The question sounds simple enough. According to Miriam Webster, collaboration occurs when one “works jointly with others or together…”. But according to a recent report by Forbes Insights, people define collaboration in different ways. Some consider technology and tools essential to collaboration. Others believe that regular face to face individual interaction is the defining characteristic. Even others think that true collaboration is impossible without the proper projects and workload to structure the collaborative process.

Ideally, it is some combination of the three. The Forbes Insights team asserts that driving true collaboration and resulting productivity requires that companies acknowledge and build a strategy around all three: “the roles of individuals, the nature of the work…, and the tools to drive teamwork.” This is because each one, if not handled properly, could lead to ineffective collaboration and problems in the work environment.

1. Individuals

Imbalance among team members on a project will hinder collaboration. Too much reliance on the skills and expertise of too few can create such an imbalance, making it difficult for the experts to fully contribute to the project due to the need for them to support others. Those with less expertise will have trouble contributing as well because of over-reliance on the few. For collaboration to work, each team member must have a defined role and be able to contribute equally.

2. Workload

For collaboration to be effective, the project must be appropriate for teamwork.
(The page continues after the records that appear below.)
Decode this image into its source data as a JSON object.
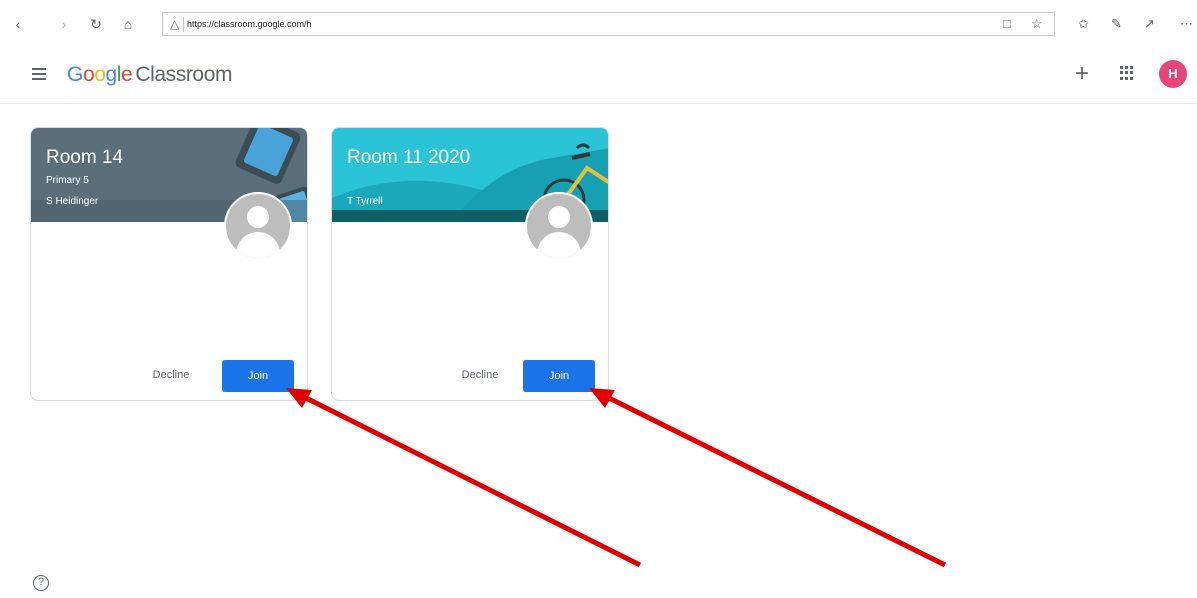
{
  "browser": {
    "url": "https://classroom.google.com/h",
    "back_icon": "chevron-left-icon",
    "forward_icon": "chevron-right-icon",
    "refresh_icon": "refresh-icon",
    "home_icon": "home-icon",
    "lock_icon": "lock-icon"
  },
  "header": {
    "logo_letters": [
      "G",
      "o",
      "o",
      "g",
      "l",
      "e"
    ],
    "product": "Classroom",
    "avatar_letter": "H"
  },
  "cards": [
    {
      "title": "Room 14",
      "section": "Primary 5",
      "teacher": "S Heidinger",
      "decline_label": "Decline",
      "join_label": "Join",
      "banner_color": "#5b6f7b"
    },
    {
      "title": "Room 11 2020",
      "section": "",
      "teacher": "T Tyrrell",
      "decline_label": "Decline",
      "join_label": "Join",
      "banner_color": "#2ac4d6"
    }
  ],
  "colors": {
    "join_button": "#1a73e8",
    "arrow": "#e00000",
    "avatar": "#e8457a"
  }
}
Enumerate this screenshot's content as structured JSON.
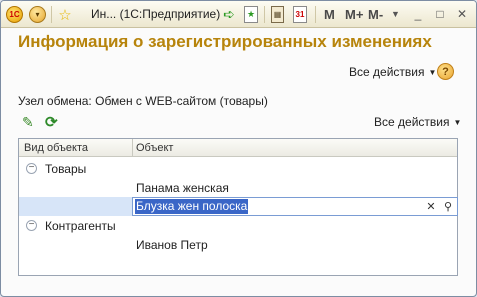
{
  "titlebar": {
    "logo_text": "1С",
    "title": "Ин... (1С:Предприятие)",
    "mem_m": "M",
    "mem_mplus": "M+",
    "mem_mminus": "M-"
  },
  "form": {
    "heading": "Информация о зарегистрированных изменениях",
    "all_actions_top": "Все действия",
    "help": "?",
    "node_label": "Узел обмена: Обмен с WEB-сайтом (товары)",
    "all_actions_table": "Все действия"
  },
  "table": {
    "columns": [
      "Вид объекта",
      "Объект"
    ],
    "rows": [
      {
        "type": "group",
        "label": "Товары"
      },
      {
        "type": "item",
        "object": "Панама женская"
      },
      {
        "type": "editing",
        "object": "Блузка жен полоска"
      },
      {
        "type": "group",
        "label": "Контрагенты"
      },
      {
        "type": "item",
        "object": "Иванов Петр"
      }
    ]
  },
  "colors": {
    "heading": "#b7840c",
    "selection": "#3a66c7",
    "row_highlight": "#d7e5f8"
  }
}
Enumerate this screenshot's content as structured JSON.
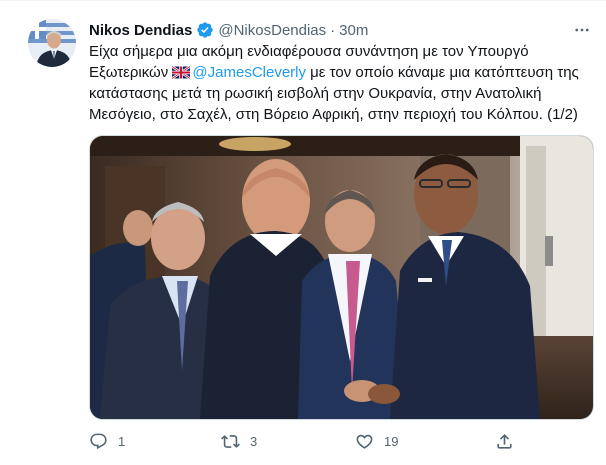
{
  "author": {
    "name": "Nikos Dendias",
    "handle": "@NikosDendias",
    "separator": "·",
    "time": "30m"
  },
  "tweet": {
    "line1": "Είχα σήμερα μια ακόμη ενδιαφέρουσα συνάντηση με τον Υπουργό",
    "line2_prefix": "Εξωτερικών ",
    "mention": "@JamesCleverly",
    "line2_suffix": " με τον οποίο κάναμε μια κατόπτευση της",
    "line3": "κατάστασης μετά τη ρωσική εισβολή στην Ουκρανία, στην Ανατολική",
    "line4": "Μεσόγειο, στο Σαχέλ, στη Βόρειο Αφρική, στην περιοχή του Κόλπου. (1/2)"
  },
  "actions": {
    "reply_count": "1",
    "retweet_count": "3",
    "like_count": "19"
  },
  "icons": {
    "verified": "verified-badge-icon",
    "more": "more-options-icon",
    "reply": "reply-icon",
    "retweet": "retweet-icon",
    "like": "heart-icon",
    "share": "share-icon",
    "flag": "uk-flag-icon"
  },
  "colors": {
    "accent": "#1d9bf0",
    "secondary_text": "#536471",
    "primary_text": "#0f1419"
  }
}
Too often, companies put teams on projects that might have been better left to an individual. If the type of work involves multiple departments, many moving parts, and deliverables to various stakeholders, it is a good fit for a collaborative approach.

3. Tools

Collaboration won’t work without the right tools for the job. It is critical for an organization to supply these tools to their teams to enable effective collaboration. At a minimum, there must be space for team members to innovate by creating/utilizing their own tools to get the job done.

So much of the sales and customer success industry is centered on collaboration, whether it relates to customer feedback, aligning to customer business outcomes, or collaborating directly with the customer representative to tailor a proposal or track delivered value. Reps need to be careful when using the term collaboration in this context: customers might think that the experience will center only on a tool and not on human interaction. Or they might think that we are only asking for operational project planning and not strategic input. True strategic collaboration touches on all three of the collaborative components: Individual interaction, appropriate workload, and effective tools. Sales and CS reps need to be aware of this breakdown and distinction in order to truly affect positive and meaningful collaboration in their business processes.